    I think most people would agree to that but just to be difficult I have to have a slightly different take on it. If someone tells me, “No, you can’t do that,” and I “interpret” that to mean that I can go ahead and do what I want, that really doesn’t qualify as misinterpretation. It’s a deliberate defiance of the boundaries that were made clear to me. All too often we are asked to go along with the notion that blatant disregard for the Constitution is merely a difference of interpretation. It’s time for all conservatives to refuse to play that game.

  3. Yes, CW, you read the post correctly. I did not comment on Dr. Pete's comments because I thought I did another bad job of trying to make my point. I seem to have a "failure to communicate" quite often with Dr. Pete.

    Also, I understand your point, it makes perfect sense.

  4. Good analogy, PT Bohan. I believe your concept of "A form of laizzez faire" captures what the founders intended in the day to day operations of the federal government,at least when compared to its contemporary activities and special interests. (Although I appreciate the good Dr. Pete's focus on the fundamentals, the Constitution's Preamble and its enumeration of powers give the feds. a little more range than he suggests.)

    Laissez faire seems to be the result intended from James Madison's discussion of "factions" in Federalist 10. He defined faction as a group of citizens united in some interest or passion against the rights or the "permanent and aggregate interests" of the country, or in modern terms, a special interest. Madison argued that the structure of our government and the fact that we are a large republic would mitigate and localize the effect of factions. "the great and aggregate interests being referred to the national and the local and particular to the state legislatures."

    In fact, Madisona acutally uses your religious analogy in Federalist 51. He suggested that just as the multiplicity of religious sects prevents the emergence of any one of them to threaten our religious liberies, so the multiplicity of interests prevents any one of them to threaten our civil liberty libertis. Factions or special interests will check each other.

    Unfortunately, Madison underestimated the ability of modern politicians to cobble together deals to award special factors to a multitude of factions or interests. On so we are where we are today.

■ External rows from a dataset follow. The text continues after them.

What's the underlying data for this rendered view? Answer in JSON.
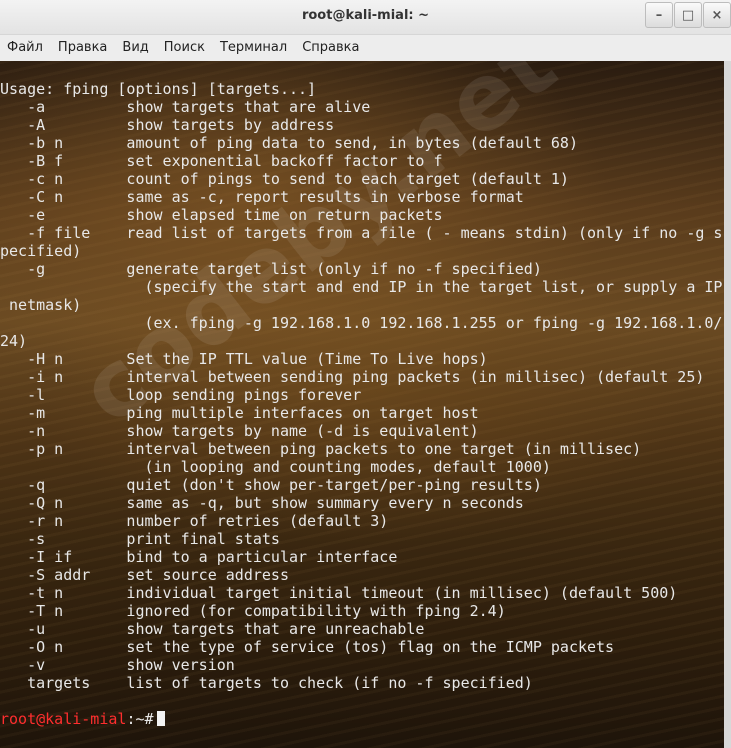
{
  "window": {
    "title": "root@kali-mial: ~",
    "buttons": {
      "minimize": "–",
      "maximize": "□",
      "close": "×"
    }
  },
  "menu": [
    "Файл",
    "Правка",
    "Вид",
    "Поиск",
    "Терминал",
    "Справка"
  ],
  "watermark": "codeby.net",
  "terminal": {
    "lines": [
      "Usage: fping [options] [targets...]",
      "   -a         show targets that are alive",
      "   -A         show targets by address",
      "   -b n       amount of ping data to send, in bytes (default 68)",
      "   -B f       set exponential backoff factor to f",
      "   -c n       count of pings to send to each target (default 1)",
      "   -C n       same as -c, report results in verbose format",
      "   -e         show elapsed time on return packets",
      "   -f file    read list of targets from a file ( - means stdin) (only if no -g s",
      "pecified)",
      "   -g         generate target list (only if no -f specified)",
      "                (specify the start and end IP in the target list, or supply a IP",
      " netmask)",
      "                (ex. fping -g 192.168.1.0 192.168.1.255 or fping -g 192.168.1.0/",
      "24)",
      "   -H n       Set the IP TTL value (Time To Live hops)",
      "   -i n       interval between sending ping packets (in millisec) (default 25)",
      "   -l         loop sending pings forever",
      "   -m         ping multiple interfaces on target host",
      "   -n         show targets by name (-d is equivalent)",
      "   -p n       interval between ping packets to one target (in millisec)",
      "                (in looping and counting modes, default 1000)",
      "   -q         quiet (don't show per-target/per-ping results)",
      "   -Q n       same as -q, but show summary every n seconds",
      "   -r n       number of retries (default 3)",
      "   -s         print final stats",
      "   -I if      bind to a particular interface",
      "   -S addr    set source address",
      "   -t n       individual target initial timeout (in millisec) (default 500)",
      "   -T n       ignored (for compatibility with fping 2.4)",
      "   -u         show targets that are unreachable",
      "   -O n       set the type of service (tos) flag on the ICMP packets",
      "   -v         show version",
      "   targets    list of targets to check (if no -f specified)",
      ""
    ],
    "prompt": {
      "user_host": "root@kali-mial",
      "path_suffix": ":~# "
    }
  },
  "colors": {
    "prompt": "#ff2e2e",
    "text": "#e8e8e8",
    "titlebar": "#ededed"
  }
}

  5. Thanks for the insight, did not realize that I was using the same argument as Madison in Federalist 51. However, I do want to point out that I believe in our Constitution and the government's role to provide for the Defense, coin money, and those carry out those roles in Article 1 Section 8. But, I do believe special interests are ruling modern politics and it has to stop.